> **TASK**
All entries must be extracted exactly, with nothing added or dropped.
####
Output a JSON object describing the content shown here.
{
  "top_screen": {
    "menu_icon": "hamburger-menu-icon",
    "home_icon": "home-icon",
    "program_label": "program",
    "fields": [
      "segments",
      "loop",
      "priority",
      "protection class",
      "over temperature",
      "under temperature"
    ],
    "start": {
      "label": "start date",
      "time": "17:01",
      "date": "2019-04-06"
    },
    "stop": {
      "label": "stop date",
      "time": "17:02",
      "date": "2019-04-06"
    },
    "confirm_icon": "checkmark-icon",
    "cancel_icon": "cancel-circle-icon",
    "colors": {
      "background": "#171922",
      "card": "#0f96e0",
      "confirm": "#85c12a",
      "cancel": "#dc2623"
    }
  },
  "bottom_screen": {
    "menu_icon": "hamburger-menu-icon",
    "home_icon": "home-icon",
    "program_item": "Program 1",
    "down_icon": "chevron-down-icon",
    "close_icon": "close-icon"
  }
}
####
> **EXERCISE ANSWER**
Output a JSON object describing the content shown here.
{
  "top_screen": {
    "menu_icon": "hamburger-menu-icon",
    "home_icon": "home-icon",
    "program_label": "program",
    "fields": [
      "segments",
      "loop",
      "priority",
      "protection class",
      "over temperature",
      "under temperature"
    ],
    "start": {
      "label": "start date",
      "time": "17:01",
      "date": "2019-04-06"
    },
    "stop": {
      "label": "stop date",
      "time": "17:02",
      "date": "2019-04-06"
    },
    "confirm_icon": "checkmark-icon",
    "cancel_icon": "cancel-circle-icon",
    "colors": {
      "background": "#171922",
      "card": "#0f96e0",
      "confirm": "#85c12a",
      "cancel": "#dc2623"
    }
  },
  "bottom_screen": {
    "menu_icon": "hamburger-menu-icon",
    "home_icon": "home-icon",
    "program_item": "Program 1",
    "down_icon": "chevron-down-icon",
    "close_icon": "close-icon"
  }
}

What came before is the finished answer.